Meme: Donald Trump holding a photoshoped copy of our meme paper.

New Publication: By any memes necessary? Small political acts, incidental exposure and memes during the 2017 UK general election

I’m pleased to announce a new publication, alongside Rosalynd Southern, titled: ‘By any memes necessary? Small political acts, incidental exposure and memes during the 2017 UK general election’, in The British Journal of Politics and International Relations.

This research is an important step into understanding the role that new media forms (and digital cultures) have in political communication and campaigns. Taking data from the 2017GE, we look at the types of memes shared, who is sharing them, to what level are these posters and audience viewers engaged in politics, and finally how successful are these memes in conveying political information.

The Conservatives heavily utilised memes in the 2019 general election to promote campaign messages. Here is one such example – “BorisWave”

We find that political memes are a highly shared and engaged in media form during the political campaign, and goes some way to inform meme audiences about political matters. The paper has significant relevance when trying to understand the approach the Conservative and Labour parties in the 2019 General Election in the use of memes. I look forward to what the 2024 GE has to offer! I wont lie, it was a really fun paper to write alongside Ros, chiefly because I could get away with looking at funny memes for a week or so.

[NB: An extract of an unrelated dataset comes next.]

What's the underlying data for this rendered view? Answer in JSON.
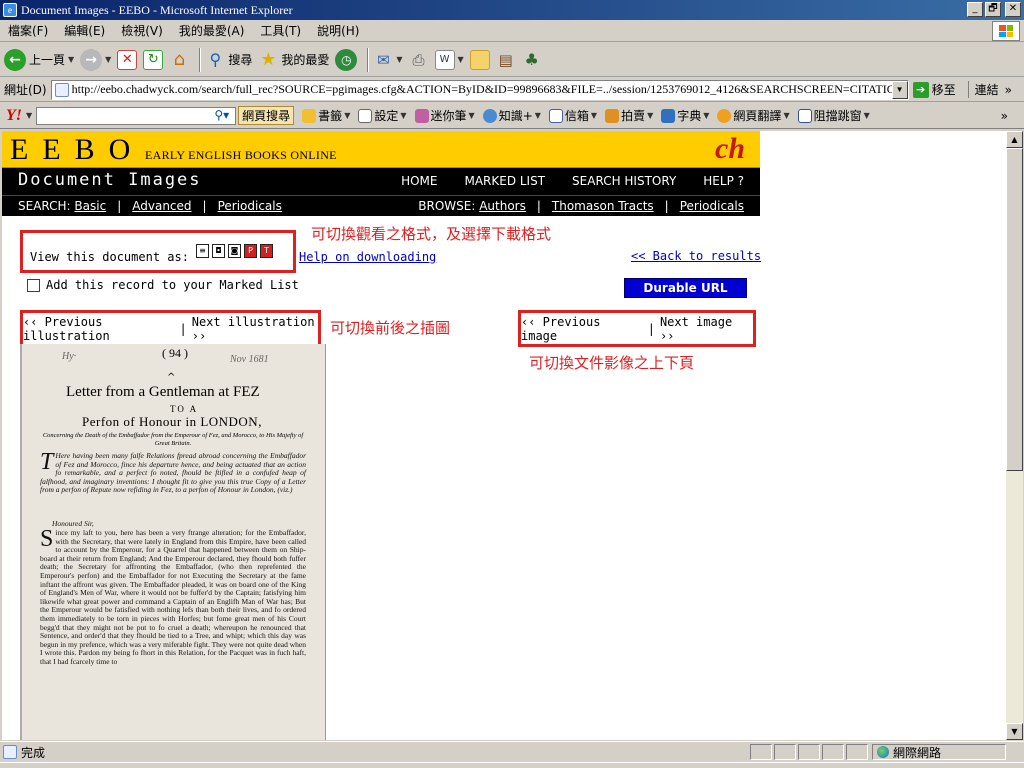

Following the 2017 UK general election, there was much debate about the so-called ‘youthquake’, or increase in youth turnout (YouGov). Some journalists claimed it was the ‘. . . memes wot won it’. This article seeks to understand the role of memes during political campaigns. Combining meta-data and content analysis, this article aims to answer three questions. First, who creates political memes? Second, what is the level of engagement with political memes and who engages with them? Finally, can any meaningful political information be derived from memes? The findings here suggest that by far the most common producers of memes were citizens suggesting that memes may be a form of citizen-initiated political participation. There was a high level of engagement with memes with almost half a million shares in our sample. However, the level of policy information in memes was low suggesting they are unlikely to increase political knowledge.